Important struggles were fought under the banner of the International. Major concessions were won — democratic rights, better wages, better working conditions. Out of this layer, increasingly, the leadership was drawn, together with intellectuals who decided to build their careers in the labour movement. Inevitably their ideas became affected by their surroundings. This meant that the struggle to overthrow the capitalist state could quietly be pushed into the background. The reformist tendency assumed more and more monstrous proportions. Inevitably, it led to increasing collaboration with the capitalist class.

Labour leaders became more and more involved with various organs of the state. Public positions gave them new privileges.

Lenin Collected Works: Volume 33 August 1921-March 1923

Through all these pressures a nationalist outlook was cultivated. The outlook of the social-democratic leaders was narrowed more and more to the institutions of national and local government. Their links with the international movement were reduced to mere sentiment and phrases. The catastrophic consequences of this gradual process of political degeneration broke to the surface in August , when the reformists almost unanimously came out on the side of the capitalist state.

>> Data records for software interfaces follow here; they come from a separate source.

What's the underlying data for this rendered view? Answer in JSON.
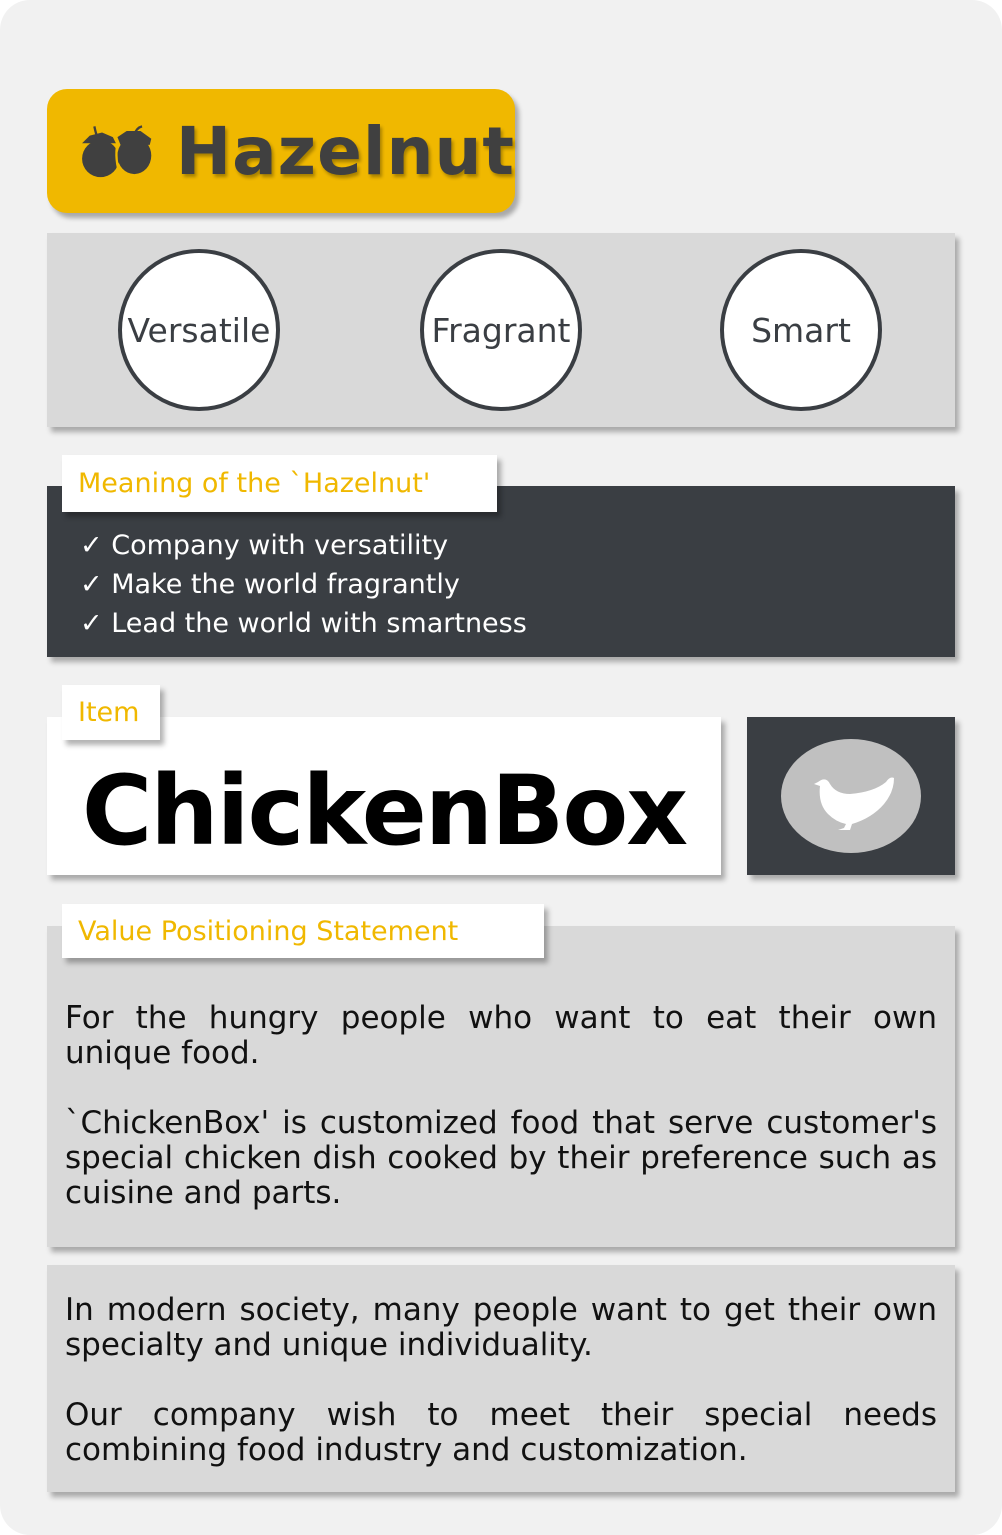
{
  "brand": {
    "name": "Hazelnut",
    "icon": "acorn-icon"
  },
  "traits": [
    "Versatile",
    "Fragrant",
    "Smart"
  ],
  "meaning": {
    "label": "Meaning of the `Hazelnut'",
    "items": [
      "Company with versatility",
      "Make the world fragrantly",
      "Lead the world with smartness"
    ],
    "check": "✓"
  },
  "item": {
    "label": "Item",
    "name": "ChickenBox",
    "icon": "chicken-icon"
  },
  "vps": {
    "label": "Value Positioning Statement",
    "paragraphs": [
      "For the hungry people who want to eat their own unique food.",
      "`ChickenBox' is customized food that serve customer's special chicken dish cooked by their preference such as cuisine and parts."
    ]
  },
  "mission": {
    "paragraphs": [
      "In modern society, many people want to get their own specialty and unique individuality.",
      "Our company wish to meet their special needs combining food industry and customization."
    ]
  },
  "colors": {
    "accent": "#f0b800",
    "dark": "#3a3e43",
    "panel": "#d9d9d9"
  }
}
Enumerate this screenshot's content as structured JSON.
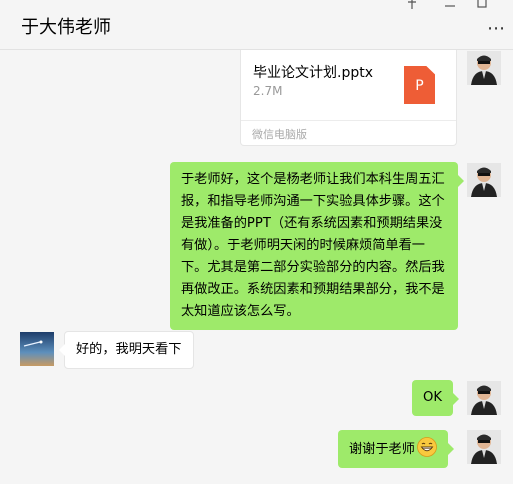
{
  "header": {
    "title": "于大伟老师",
    "more_icon": "⋯",
    "pin_icon": "✕",
    "min_icon": "—",
    "max_icon": "☐"
  },
  "file": {
    "name": "毕业论文计划.pptx",
    "size": "2.7M",
    "icon_letter": "P",
    "icon_color": "#ee5d36",
    "source": "微信电脑版"
  },
  "messages": [
    {
      "from": "me",
      "text": "于老师好，这个是杨老师让我们本科生周五汇报，和指导老师沟通一下实验具体步骤。这个是我准备的PPT（还有系统因素和预期结果没有做）。于老师明天闲的时候麻烦简单看一下。尤其是第二部分实验部分的内容。然后我再做改正。系统因素和预期结果部分，我不是太知道应该怎么写。"
    },
    {
      "from": "friend",
      "text": "好的，我明天看下"
    },
    {
      "from": "me",
      "text": "OK"
    },
    {
      "from": "me",
      "text": "谢谢于老师",
      "emoji": "grin-emoji"
    }
  ],
  "colors": {
    "my_bubble": "#9eea6a",
    "friend_bubble": "#ffffff",
    "background": "#f5f5f5"
  }
}
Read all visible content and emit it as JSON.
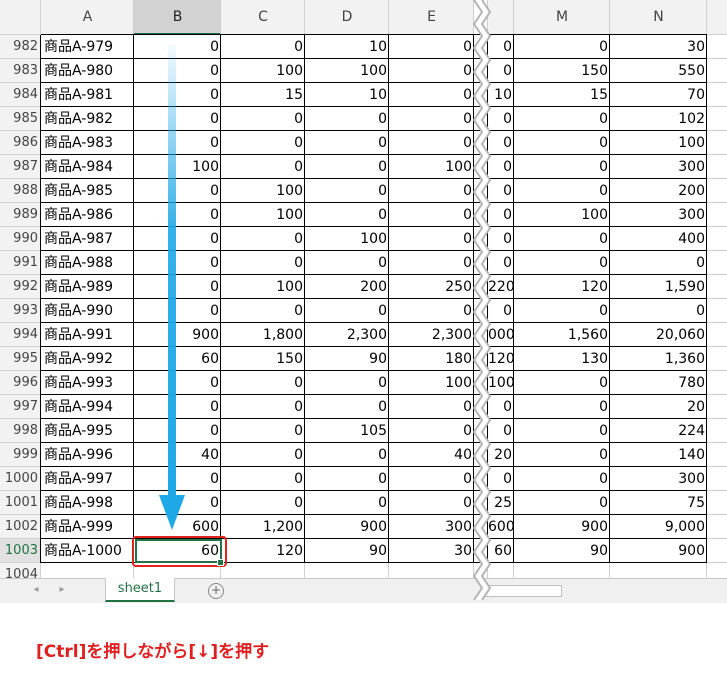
{
  "columns": [
    "A",
    "B",
    "C",
    "D",
    "E",
    "M",
    "N"
  ],
  "selected_column": "B",
  "selected_row": "1003",
  "rows": [
    {
      "num": "982",
      "name": "商品A-979",
      "b": "0",
      "c": "0",
      "d": "10",
      "e": "0",
      "m_left": "0",
      "m": "0",
      "n": "30"
    },
    {
      "num": "983",
      "name": "商品A-980",
      "b": "0",
      "c": "100",
      "d": "100",
      "e": "0",
      "m_left": "0",
      "m": "150",
      "n": "550"
    },
    {
      "num": "984",
      "name": "商品A-981",
      "b": "0",
      "c": "15",
      "d": "10",
      "e": "0",
      "m_left": "10",
      "m": "15",
      "n": "70"
    },
    {
      "num": "985",
      "name": "商品A-982",
      "b": "0",
      "c": "0",
      "d": "0",
      "e": "0",
      "m_left": "0",
      "m": "0",
      "n": "102"
    },
    {
      "num": "986",
      "name": "商品A-983",
      "b": "0",
      "c": "0",
      "d": "0",
      "e": "0",
      "m_left": "0",
      "m": "0",
      "n": "100"
    },
    {
      "num": "987",
      "name": "商品A-984",
      "b": "100",
      "c": "0",
      "d": "0",
      "e": "100",
      "m_left": "0",
      "m": "0",
      "n": "300"
    },
    {
      "num": "988",
      "name": "商品A-985",
      "b": "0",
      "c": "100",
      "d": "0",
      "e": "0",
      "m_left": "0",
      "m": "0",
      "n": "200"
    },
    {
      "num": "989",
      "name": "商品A-986",
      "b": "0",
      "c": "100",
      "d": "0",
      "e": "0",
      "m_left": "0",
      "m": "100",
      "n": "300"
    },
    {
      "num": "990",
      "name": "商品A-987",
      "b": "0",
      "c": "0",
      "d": "100",
      "e": "0",
      "m_left": "0",
      "m": "0",
      "n": "400"
    },
    {
      "num": "991",
      "name": "商品A-988",
      "b": "0",
      "c": "0",
      "d": "0",
      "e": "0",
      "m_left": "0",
      "m": "0",
      "n": "0"
    },
    {
      "num": "992",
      "name": "商品A-989",
      "b": "0",
      "c": "100",
      "d": "200",
      "e": "250",
      "m_left": "220",
      "m": "120",
      "n": "1,590"
    },
    {
      "num": "993",
      "name": "商品A-990",
      "b": "0",
      "c": "0",
      "d": "0",
      "e": "0",
      "m_left": "0",
      "m": "0",
      "n": "0"
    },
    {
      "num": "994",
      "name": "商品A-991",
      "b": "900",
      "c": "1,800",
      "d": "2,300",
      "e": "2,300",
      "m_left": "000",
      "m": "1,560",
      "n": "20,060"
    },
    {
      "num": "995",
      "name": "商品A-992",
      "b": "60",
      "c": "150",
      "d": "90",
      "e": "180",
      "m_left": "120",
      "m": "130",
      "n": "1,360"
    },
    {
      "num": "996",
      "name": "商品A-993",
      "b": "0",
      "c": "0",
      "d": "0",
      "e": "100",
      "m_left": "100",
      "m": "0",
      "n": "780"
    },
    {
      "num": "997",
      "name": "商品A-994",
      "b": "0",
      "c": "0",
      "d": "0",
      "e": "0",
      "m_left": "0",
      "m": "0",
      "n": "20"
    },
    {
      "num": "998",
      "name": "商品A-995",
      "b": "0",
      "c": "0",
      "d": "105",
      "e": "0",
      "m_left": "0",
      "m": "0",
      "n": "224"
    },
    {
      "num": "999",
      "name": "商品A-996",
      "b": "40",
      "c": "0",
      "d": "0",
      "e": "40",
      "m_left": "20",
      "m": "0",
      "n": "140"
    },
    {
      "num": "1000",
      "name": "商品A-997",
      "b": "0",
      "c": "0",
      "d": "0",
      "e": "0",
      "m_left": "0",
      "m": "0",
      "n": "300"
    },
    {
      "num": "1001",
      "name": "商品A-998",
      "b": "0",
      "c": "0",
      "d": "0",
      "e": "0",
      "m_left": "25",
      "m": "0",
      "n": "75"
    },
    {
      "num": "1002",
      "name": "商品A-999",
      "b": "600",
      "c": "1,200",
      "d": "900",
      "e": "300",
      "m_left": "600",
      "m": "900",
      "n": "9,000"
    },
    {
      "num": "1003",
      "name": "商品A-1000",
      "b": "60",
      "c": "120",
      "d": "90",
      "e": "30",
      "m_left": "60",
      "m": "90",
      "n": "900"
    }
  ],
  "next_row": "1004",
  "sheet_tab": "sheet1",
  "add_sheet_symbol": "+",
  "nav_prev": "◂",
  "nav_next": "▸",
  "caption": "[Ctrl]を押しながら[↓]を押す",
  "colors": {
    "arrow": "#1ea8e6",
    "highlight_box": "#e0231b",
    "caption": "#e02020",
    "excel_green": "#217346"
  }
}
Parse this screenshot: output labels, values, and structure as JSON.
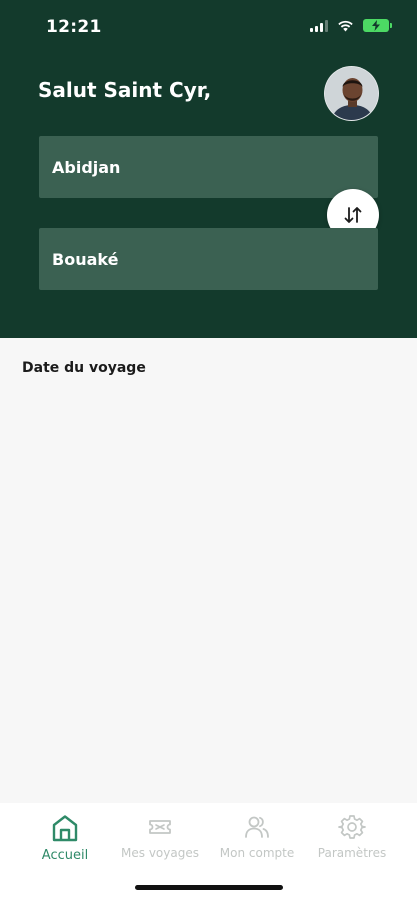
{
  "status_bar": {
    "time": "12:21"
  },
  "header": {
    "greeting": "Salut Saint Cyr,"
  },
  "route": {
    "from": "Abidjan",
    "to": "Bouaké",
    "swap_icon": "swap-vertical-arrows-icon"
  },
  "trip": {
    "date_label": "Date du voyage"
  },
  "bottom_nav": {
    "items": [
      {
        "label": "Accueil",
        "icon": "home-icon",
        "active": true
      },
      {
        "label": "Mes voyages",
        "icon": "ticket-icon",
        "active": false
      },
      {
        "label": "Mon compte",
        "icon": "users-icon",
        "active": false
      },
      {
        "label": "Paramètres",
        "icon": "gear-icon",
        "active": false
      }
    ]
  },
  "colors": {
    "header_bg": "#133a2c",
    "field_bg": "#3b6152",
    "active_nav": "#2f8a68",
    "inactive_nav": "#c3c7c5",
    "battery": "#4cd964"
  }
}
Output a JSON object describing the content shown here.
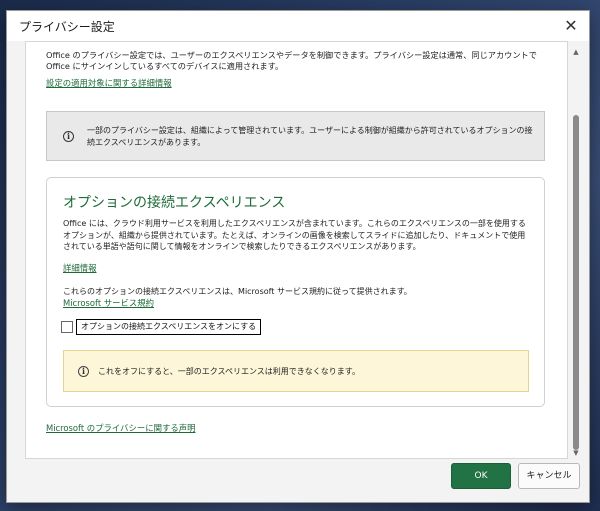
{
  "dialog": {
    "title": "プライバシー設定",
    "close_symbol": "✕"
  },
  "intro": {
    "text": "Office のプライバシー設定では、ユーザーのエクスペリエンスやデータを制御できます。プライバシー設定は通常、同じアカウントで Office にサインインしているすべてのデバイスに適用されます。",
    "link": "設定の適用対象に関する詳細情報"
  },
  "managed_notice": {
    "text": "一部のプライバシー設定は、組織によって管理されています。ユーザーによる制御が組織から許可されているオプションの接続エクスペリエンスがあります。"
  },
  "optional_experiences": {
    "title": "オプションの接続エクスペリエンス",
    "description": "Office には、クラウド利用サービスを利用したエクスペリエンスが含まれています。これらのエクスペリエンスの一部を使用するオプションが、組織から提供されています。たとえば、オンラインの画像を検索してスライドに追加したり、ドキュメントで使用されている単語や語句に関して情報をオンラインで検索したりできるエクスペリエンスがあります。",
    "details_link": "詳細情報",
    "terms_text": "これらのオプションの接続エクスペリエンスは、Microsoft サービス規約に従って提供されます。",
    "terms_link": "Microsoft サービス規約",
    "checkbox_label": "オプションの接続エクスペリエンスをオンにする",
    "checkbox_checked": false,
    "warning_text": "これをオフにすると、一部のエクスペリエンスは利用できなくなります。"
  },
  "privacy_statement_link": "Microsoft のプライバシーに関する声明",
  "buttons": {
    "ok": "OK",
    "cancel": "キャンセル"
  },
  "colors": {
    "accent": "#217346",
    "link": "#1e6b3a",
    "warning_bg": "#fdf6d8",
    "notice_bg": "#e9e9e9"
  },
  "icons": [
    "close-icon",
    "info-icon",
    "scroll-up-arrow",
    "scroll-down-arrow"
  ]
}
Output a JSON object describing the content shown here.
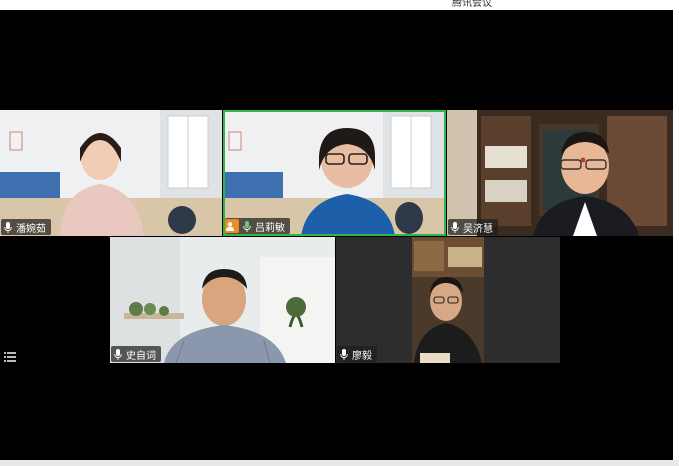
{
  "window": {
    "title": "腾讯会议"
  },
  "participants": [
    {
      "name": "潘婉茹"
    },
    {
      "name": "吕莉敏"
    },
    {
      "name": "吴济慧"
    },
    {
      "name": "史自词"
    },
    {
      "name": "廖毅"
    }
  ],
  "icons": {
    "mic": "mic-icon",
    "menu": "list-menu-icon",
    "avatar": "person-icon"
  },
  "colors": {
    "active_speaker_border": "#2fb84a",
    "label_bg": "#1e1e1e",
    "avatar_badge": "#f08a24"
  }
}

A historic letter was sent out early in to the organizations of the revolutionary workers in different countries. It invited the organizations to a congress to be held in Moscow, and explained the purpose as follows:.

A Note from the Authors

Ferment in the colonies, ferment in the former dependent small nations, insurrections of the proletariat, victorious proletarian revolutions in some countries, dissolution of the imperialist armies…— this is the state of affairs throughout the world today…. It must destroy the rule of capital, make war impossible, abolish State frontiers, change the entire world into one cooperative community….

The inspiring advances by the working-class in , however, marked only the beginning of a drawn-out period of revolution and counter-revolution. In the ebb and flow of class battles flaring up across Europe, the workers were unable to hold on to their early gains. In Germany, large sections of workers still had illusions in the reformist SPD leadership. In November the reformists, headed by Noske and Scheidemann, were pushed into government as conscious agents of counter-revolution. But the German capitalists remained weak, and the workers movement was far from crushed.

Many more battles would have to be fought before the question of power would be settled for any length of time. Fifty-one national sections, with a total membership of 2. In Hungary, it was the ultra-left mistakes of the Communist leadership that led to the defeat of the Soviet republic. When counter-revolution struck in the form of an invasion by Romanian and Czechoslovak armies, the peasants were unwilling to fight for a government which refused their most basic demand. A massive wave of factory occupations in created a revolutionary situation, with soviets controlling the factories and Red Guards defending them.

The capitalist state was paralyzed. The task was to mobilize and arm the workers for the conquest of power. The initiative was allowed to pass to the reformists, who in turn handed power back to the capitalists — as usual, in return for some temporary concessions.